Sustainability: Plenty of Room for Improvement in Athletics, Recreation, Fitness
Sustainability is a young movement, but its rise has been nothing short of meteoric. Intellectually, its origins can be traced to the late 1980s, with the World Commission on Environment and Development's 1989 definition ("[to meet] the needs of the present without compromising the ability of future generations to meet their own needs") and the United Nations' first Earth Summit in 1992.
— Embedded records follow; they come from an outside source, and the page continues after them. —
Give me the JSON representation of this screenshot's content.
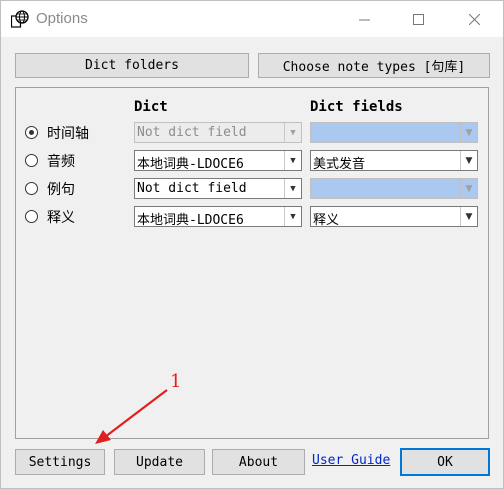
{
  "window": {
    "title": "Options"
  },
  "top_buttons": {
    "dict_folders": "Dict folders",
    "choose_note_types": "Choose note types [句库]"
  },
  "columns": {
    "dict": "Dict",
    "dict_fields": "Dict fields"
  },
  "rows": [
    {
      "label": "时间轴",
      "selected": true,
      "dict": "Not dict field",
      "dict_disabled": true,
      "field": "",
      "field_disabled": true
    },
    {
      "label": "音频",
      "selected": false,
      "dict": "本地词典-LDOCE6",
      "dict_disabled": false,
      "field": "美式发音",
      "field_disabled": false
    },
    {
      "label": "例句",
      "selected": false,
      "dict": "Not dict field",
      "dict_disabled": false,
      "field": "",
      "field_disabled": true
    },
    {
      "label": "释义",
      "selected": false,
      "dict": "本地词典-LDOCE6",
      "dict_disabled": false,
      "field": "释义",
      "field_disabled": false
    }
  ],
  "bottom": {
    "settings": "Settings",
    "update": "Update",
    "about": "About",
    "user_guide": "User Guide",
    "ok": "OK"
  },
  "annotation": {
    "label": "1",
    "color": "#e02020"
  }
}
Early elucidation of the term in the building construction industry dates to the founding of the AIA Committee on the Environment in 1990, the development of LEED (Leadership in Energy and Environmental Design) in 1998, and the debut of the Greenbuild International Conference and Expo in 2002. In business, The Ecology of Commerce, Paul Hawken's clarion call for corporations to clean up their collective act, was published in 1994. Although Hawken called "restoration" of damaged and deteriorating ecosystems "far more compelling than the algebra of sustainability," the book became a primary inspiration to Ray Anderson, chairman and founder of Interface Flooring Systems, who completely transformed that company in the late 1990s from merely the world's largest manufacturer of commercial carpeting into the world's leading corporate voice in the movement toward sustainable development.
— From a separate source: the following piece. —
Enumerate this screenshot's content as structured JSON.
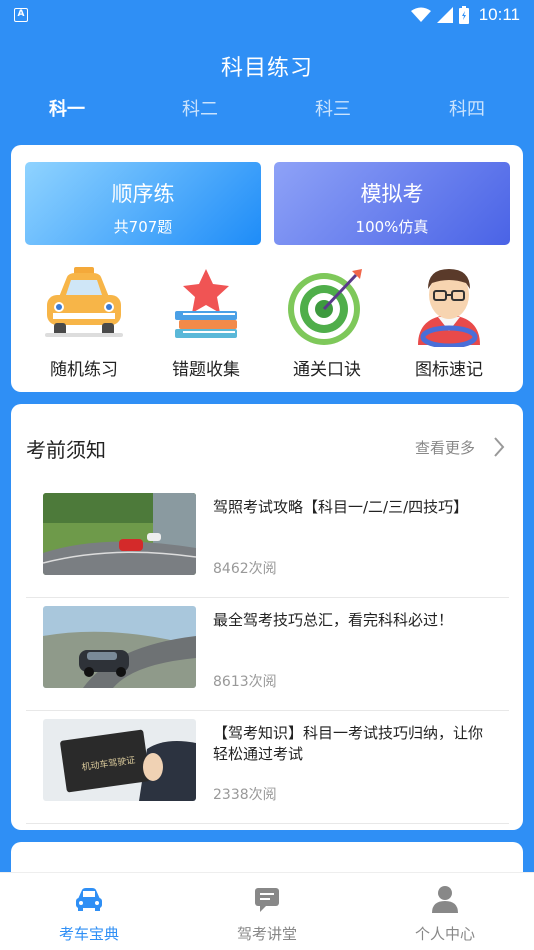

The past several years have seen unprecedented attention given to all things green. Certainly, manufacturers of building products now see green in green — Greenbuild's 2008 expo had 807 exhibitors, up from 479 in 2007. But in fact, Americans on the whole are just getting the message — recycling and composting of municipal solid waste rose from 25 percent in 1996 to just 32 percent in 2005 (the last year for which the Environmental Protection Agency has statistics), and exactly half of all paper products are now recycled. That's good, but it means there's still the other half to go.
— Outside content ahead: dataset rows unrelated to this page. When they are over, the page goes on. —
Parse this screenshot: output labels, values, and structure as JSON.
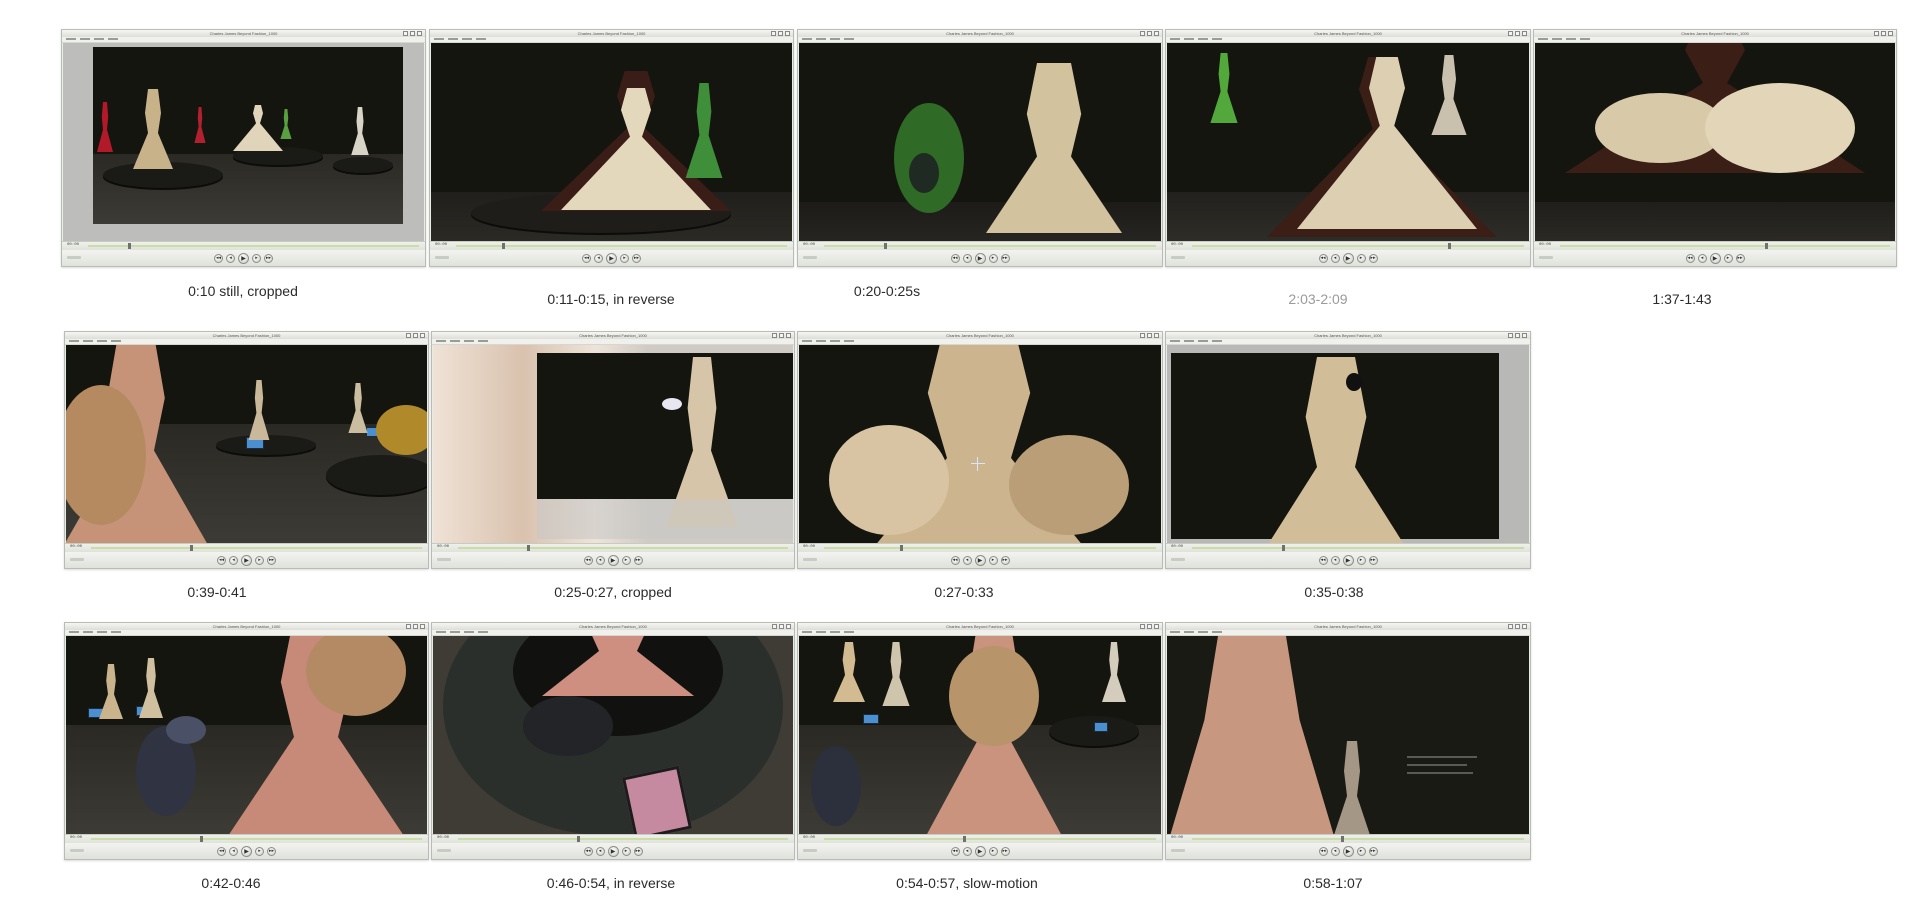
{
  "player": {
    "window_title": "Charles James Beyond Fashion_1000",
    "control_icons": [
      "rewind-icon",
      "step-back-icon",
      "play-icon",
      "step-forward-icon",
      "fast-forward-icon"
    ],
    "control_glyphs": [
      "◂◂",
      "◂",
      "▶",
      "▸",
      "▸▸"
    ]
  },
  "frames": [
    {
      "caption": "0:10 still, cropped",
      "progress": 0.12,
      "dim": false
    },
    {
      "caption": "0:11-0:15, in reverse",
      "progress": 0.14,
      "dim": false
    },
    {
      "caption": "0:20-0:25s",
      "progress": 0.18,
      "dim": false
    },
    {
      "caption": "2:03-2:09",
      "progress": 0.77,
      "dim": true
    },
    {
      "caption": "1:37-1:43",
      "progress": 0.62,
      "dim": false
    },
    {
      "caption": "0:39-0:41",
      "progress": 0.3,
      "dim": false
    },
    {
      "caption": "0:25-0:27, cropped",
      "progress": 0.21,
      "dim": false
    },
    {
      "caption": "0:27-0:33",
      "progress": 0.23,
      "dim": false
    },
    {
      "caption": "0:35-0:38",
      "progress": 0.27,
      "dim": false
    },
    {
      "caption": "0:42-0:46",
      "progress": 0.33,
      "dim": false
    },
    {
      "caption": "0:46-0:54, in reverse",
      "progress": 0.36,
      "dim": false
    },
    {
      "caption": "0:54-0:57, slow-motion",
      "progress": 0.42,
      "dim": false
    },
    {
      "caption": "0:58-1:07",
      "progress": 0.45,
      "dim": false
    }
  ]
}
Athletics, recreation and fitness, though only a small part of this picture, is a multibillion-dollar industry with lots of room for improvement in the area of sustainability. For all of the great news reported in this issue — sustainable public schools to collegiate programs, environmentally conscious building design to sports surface greening — it's probably best to keep in mind that "the ability of future generations to meet their own needs" is not at all assured. I invite all concerned AB readers to join the sustainability conversation on our reorganized and redesigned website — AB's greenest statement yet in 33-plus years of publication. Save these articles and share them with your colleagues, but do so electronically. You just might be saving more than you realize.
Facility of the Week
Ithaca College Athletics and Events Center